== Exercise instructions ==
Output every entry exactly as written, but omit the pictures.
··· Available data
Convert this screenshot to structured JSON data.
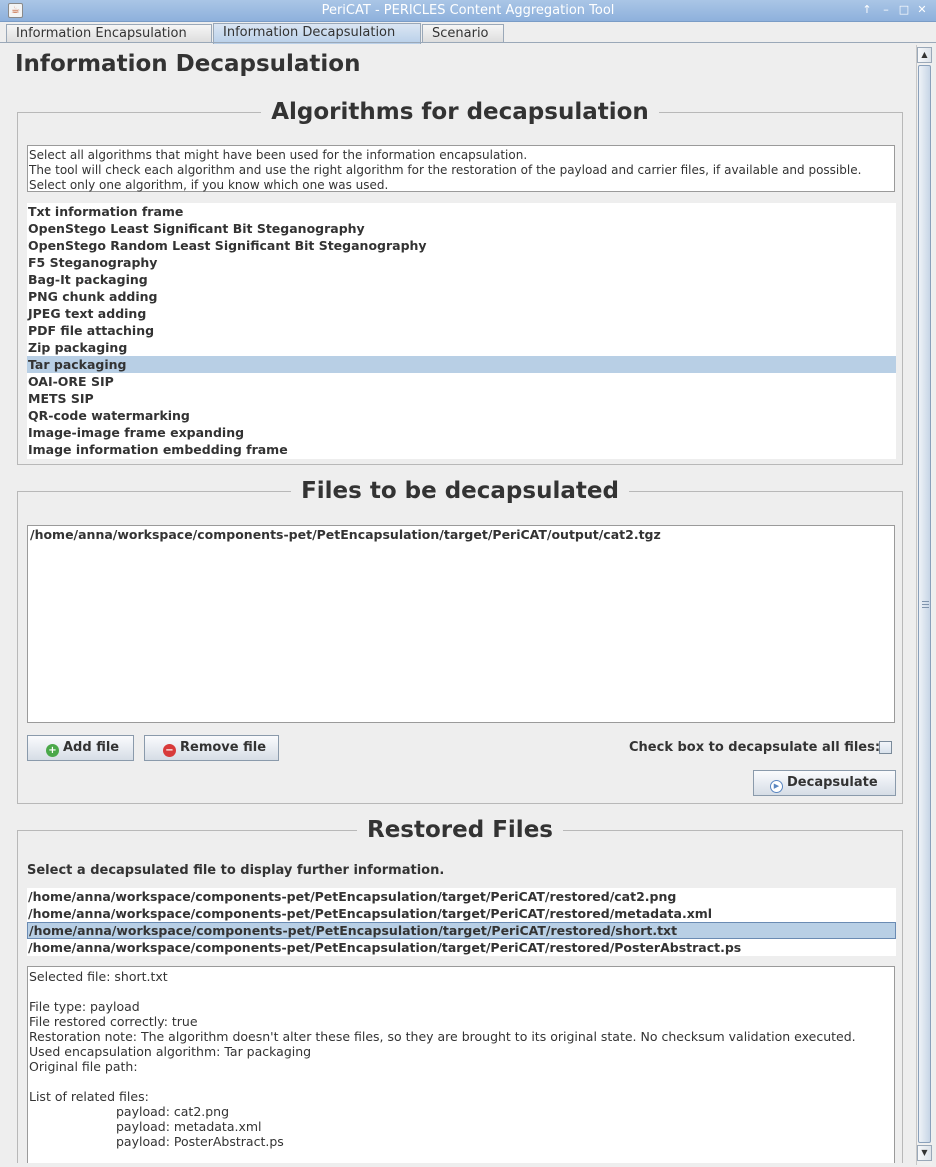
{
  "window": {
    "title": "PeriCAT - PERICLES Content Aggregation Tool",
    "app_icon": "java-cup-icon",
    "controls": {
      "up": "↑",
      "minimize": "–",
      "maximize": "□",
      "close": "✕"
    }
  },
  "tabs": [
    {
      "label": "Information Encapsulation",
      "selected": false
    },
    {
      "label": "Information Decapsulation",
      "selected": true
    },
    {
      "label": "Scenario",
      "selected": false
    }
  ],
  "page": {
    "title": "Information Decapsulation"
  },
  "algorithms": {
    "title": "Algorithms for decapsulation",
    "instructions": [
      "Select all algorithms that might have been used for the information encapsulation.",
      "The tool will check each algorithm and use the right algorithm for the restoration of the payload and carrier files, if available and possible.",
      "Select only one algorithm, if you know which one was used."
    ],
    "items": [
      "Txt information frame",
      "OpenStego Least Significant Bit Steganography",
      "OpenStego Random Least Significant Bit Steganography",
      "F5 Steganography",
      "Bag-It packaging",
      "PNG chunk adding",
      "JPEG text adding",
      "PDF file attaching",
      "Zip packaging",
      "Tar packaging",
      "OAI-ORE SIP",
      "METS SIP",
      "QR-code watermarking",
      "Image-image frame expanding",
      "Image information embedding frame"
    ],
    "selected_index": 9
  },
  "files": {
    "title": "Files to be decapsulated",
    "items": [
      "/home/anna/workspace/components-pet/PetEncapsulation/target/PeriCAT/output/cat2.tgz"
    ],
    "add_label": "Add file",
    "remove_label": "Remove file",
    "check_all_label": "Check box to decapsulate all files:",
    "check_all_checked": false,
    "decapsulate_label": "Decapsulate"
  },
  "restored": {
    "title": "Restored Files",
    "instruction": "Select a decapsulated file to display further information.",
    "items": [
      "/home/anna/workspace/components-pet/PetEncapsulation/target/PeriCAT/restored/cat2.png",
      "/home/anna/workspace/components-pet/PetEncapsulation/target/PeriCAT/restored/metadata.xml",
      "/home/anna/workspace/components-pet/PetEncapsulation/target/PeriCAT/restored/short.txt",
      "/home/anna/workspace/components-pet/PetEncapsulation/target/PeriCAT/restored/PosterAbstract.ps"
    ],
    "selected_index": 2,
    "details": {
      "selected_file": "Selected file: short.txt",
      "file_type": "File type: payload",
      "restored_correctly": "File restored correctly: true",
      "restoration_note": "Restoration note: The algorithm doesn't alter these files, so they are brought to its original state. No checksum validation executed.",
      "algorithm": "Used encapsulation algorithm: Tar packaging",
      "original_path": "Original file path:",
      "related_header": "List of related files:",
      "related": [
        "payload: cat2.png",
        "payload: metadata.xml",
        "payload: PosterAbstract.ps"
      ]
    }
  },
  "colors": {
    "titlebar": "#8eb1dc",
    "selection": "#b8cfe5",
    "add_icon": "#4aa84a",
    "remove_icon": "#d83a3a",
    "decapsulate_icon": "#5a86c0"
  }
}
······
== Answer for the task ==
Convert this screenshot to structured JSON data.
{
  "window": {
    "title": "PeriCAT - PERICLES Content Aggregation Tool",
    "app_icon": "java-cup-icon",
    "controls": {
      "up": "↑",
      "minimize": "–",
      "maximize": "□",
      "close": "✕"
    }
  },
  "tabs": [
    {
      "label": "Information Encapsulation",
      "selected": false
    },
    {
      "label": "Information Decapsulation",
      "selected": true
    },
    {
      "label": "Scenario",
      "selected": false
    }
  ],
  "page": {
    "title": "Information Decapsulation"
  },
  "algorithms": {
    "title": "Algorithms for decapsulation",
    "instructions": [
      "Select all algorithms that might have been used for the information encapsulation.",
      "The tool will check each algorithm and use the right algorithm for the restoration of the payload and carrier files, if available and possible.",
      "Select only one algorithm, if you know which one was used."
    ],
    "items": [
      "Txt information frame",
      "OpenStego Least Significant Bit Steganography",
      "OpenStego Random Least Significant Bit Steganography",
      "F5 Steganography",
      "Bag-It packaging",
      "PNG chunk adding",
      "JPEG text adding",
      "PDF file attaching",
      "Zip packaging",
      "Tar packaging",
      "OAI-ORE SIP",
      "METS SIP",
      "QR-code watermarking",
      "Image-image frame expanding",
      "Image information embedding frame"
    ],
    "selected_index": 9
  },
  "files": {
    "title": "Files to be decapsulated",
    "items": [
      "/home/anna/workspace/components-pet/PetEncapsulation/target/PeriCAT/output/cat2.tgz"
    ],
    "add_label": "Add file",
    "remove_label": "Remove file",
    "check_all_label": "Check box to decapsulate all files:",
    "check_all_checked": false,
    "decapsulate_label": "Decapsulate"
  },
  "restored": {
    "title": "Restored Files",
    "instruction": "Select a decapsulated file to display further information.",
    "items": [
      "/home/anna/workspace/components-pet/PetEncapsulation/target/PeriCAT/restored/cat2.png",
      "/home/anna/workspace/components-pet/PetEncapsulation/target/PeriCAT/restored/metadata.xml",
      "/home/anna/workspace/components-pet/PetEncapsulation/target/PeriCAT/restored/short.txt",
      "/home/anna/workspace/components-pet/PetEncapsulation/target/PeriCAT/restored/PosterAbstract.ps"
    ],
    "selected_index": 2,
    "details": {
      "selected_file": "Selected file: short.txt",
      "file_type": "File type: payload",
      "restored_correctly": "File restored correctly: true",
      "restoration_note": "Restoration note: The algorithm doesn't alter these files, so they are brought to its original state. No checksum validation executed.",
      "algorithm": "Used encapsulation algorithm: Tar packaging",
      "original_path": "Original file path:",
      "related_header": "List of related files:",
      "related": [
        "payload: cat2.png",
        "payload: metadata.xml",
        "payload: PosterAbstract.ps"
      ]
    }
  },
  "colors": {
    "titlebar": "#8eb1dc",
    "selection": "#b8cfe5",
    "add_icon": "#4aa84a",
    "remove_icon": "#d83a3a",
    "decapsulate_icon": "#5a86c0"
  }
}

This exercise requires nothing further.